**Problem details**
Determine how many lines of the material below include "name", and reply with that number alone.

**Provided material**
○ ○ ○
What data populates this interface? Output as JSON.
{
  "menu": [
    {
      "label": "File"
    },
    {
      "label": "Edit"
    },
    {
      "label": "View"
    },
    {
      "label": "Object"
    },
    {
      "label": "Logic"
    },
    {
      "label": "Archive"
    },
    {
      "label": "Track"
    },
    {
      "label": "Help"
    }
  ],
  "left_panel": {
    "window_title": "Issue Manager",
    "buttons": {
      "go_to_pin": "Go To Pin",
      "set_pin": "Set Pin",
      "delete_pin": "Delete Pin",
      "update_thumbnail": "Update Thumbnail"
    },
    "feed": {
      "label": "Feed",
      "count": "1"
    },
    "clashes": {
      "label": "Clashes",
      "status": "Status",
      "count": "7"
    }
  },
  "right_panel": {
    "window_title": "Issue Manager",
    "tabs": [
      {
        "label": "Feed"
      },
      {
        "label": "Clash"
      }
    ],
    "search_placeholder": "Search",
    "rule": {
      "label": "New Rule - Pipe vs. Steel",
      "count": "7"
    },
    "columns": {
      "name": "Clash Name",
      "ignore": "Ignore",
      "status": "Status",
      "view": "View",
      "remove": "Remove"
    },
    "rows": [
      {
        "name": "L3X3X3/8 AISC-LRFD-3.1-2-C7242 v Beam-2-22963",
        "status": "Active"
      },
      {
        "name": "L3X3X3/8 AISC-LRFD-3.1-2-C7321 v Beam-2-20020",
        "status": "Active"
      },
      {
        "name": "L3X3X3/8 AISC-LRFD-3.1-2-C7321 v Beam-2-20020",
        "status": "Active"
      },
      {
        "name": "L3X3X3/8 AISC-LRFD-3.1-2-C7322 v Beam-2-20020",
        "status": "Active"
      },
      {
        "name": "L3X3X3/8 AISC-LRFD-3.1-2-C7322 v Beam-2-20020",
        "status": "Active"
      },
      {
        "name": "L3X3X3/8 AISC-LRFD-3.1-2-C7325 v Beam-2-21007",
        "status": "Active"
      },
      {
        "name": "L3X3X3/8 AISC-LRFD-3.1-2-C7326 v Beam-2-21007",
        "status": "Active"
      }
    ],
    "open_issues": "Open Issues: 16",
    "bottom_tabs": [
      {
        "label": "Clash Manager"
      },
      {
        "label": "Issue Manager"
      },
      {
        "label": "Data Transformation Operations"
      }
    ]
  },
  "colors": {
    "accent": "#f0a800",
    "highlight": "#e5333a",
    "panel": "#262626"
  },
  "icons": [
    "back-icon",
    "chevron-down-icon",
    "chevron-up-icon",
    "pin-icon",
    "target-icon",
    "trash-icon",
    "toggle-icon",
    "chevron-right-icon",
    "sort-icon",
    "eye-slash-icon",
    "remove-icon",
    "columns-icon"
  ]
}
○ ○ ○
**Solution to this task**
8